I would not have met my husband had this announcement been made a few years ago. (I turned 20 while we were dating, and was only 20 when we got married.)

It is such an exciting change, and I'm very happy for it. I agree that many of the negative associations about sister missionaries will gradually dissolve. In actuality, I think many of them have been over the years. I know many men of my husband's missionary-time-period who have a lot of respect for sister missionaries.

On a somewhat-related note, my brother-in-law got home from his mission in mid-August, while he was watching conference with an apartment full of guys and girls and the announcement was made, the girls were cheering and crying. And he and his buddies were like, "Well, it will be a few more years until any of us get married."

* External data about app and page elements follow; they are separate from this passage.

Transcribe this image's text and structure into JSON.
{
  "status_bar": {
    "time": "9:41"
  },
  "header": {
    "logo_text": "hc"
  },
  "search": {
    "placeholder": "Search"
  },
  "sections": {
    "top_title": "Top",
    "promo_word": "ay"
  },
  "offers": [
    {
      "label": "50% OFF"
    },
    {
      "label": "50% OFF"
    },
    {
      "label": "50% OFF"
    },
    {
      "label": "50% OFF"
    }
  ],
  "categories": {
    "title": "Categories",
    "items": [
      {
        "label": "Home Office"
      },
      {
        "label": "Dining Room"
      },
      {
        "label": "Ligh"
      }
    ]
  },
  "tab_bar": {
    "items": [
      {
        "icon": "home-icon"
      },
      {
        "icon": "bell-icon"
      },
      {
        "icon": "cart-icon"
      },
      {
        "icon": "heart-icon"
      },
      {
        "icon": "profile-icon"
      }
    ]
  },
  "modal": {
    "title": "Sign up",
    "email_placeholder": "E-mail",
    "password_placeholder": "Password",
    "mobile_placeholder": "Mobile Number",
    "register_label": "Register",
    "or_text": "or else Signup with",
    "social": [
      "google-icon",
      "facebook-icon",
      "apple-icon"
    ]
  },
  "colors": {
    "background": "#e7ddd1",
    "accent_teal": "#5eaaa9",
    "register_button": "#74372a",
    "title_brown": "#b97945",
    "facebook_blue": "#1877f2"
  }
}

Kimberly Bluestocking said...

I didn't notice a stigma around female RMs in the U.S. (maybe it was there and I just didn't see it), but down in Uruguay where I served, I knew several wonderful young women who were scared to serve missions for fear that they would end up old maids. It was sad to me, because I grew so much from my mission, and I'm always excited when other women choose to serve them.

I think I was more mature and prepared to serve at 21 than 19, but as you say in #3, I like the fact that the mission won't seem so much like a Plan B (i.e. "Well, I'm not married yet--maybe I should consider a mission.") I think it's wonderful that more women will envision a future than includes marriage AND a mission.

And the age change definitely impacts how I will approach missionary service with my daughters. In the past I've been a little reluctant to encourage it much, since so many young women are seriously dating or married before they reach age 21. It's kind of irrational now that I think about it, but I just didn't want to get my/their hopes up, then have their lives go in a completely different direction.

After Saturday's announcement, I'm excited to think that as my daughters leave the nest and start considering their options, a mission will be squarely in the middle of the table. It's still optional, and even when a woman wants to go God may have something else planned for her, but I really hope my daughters will choose to serve.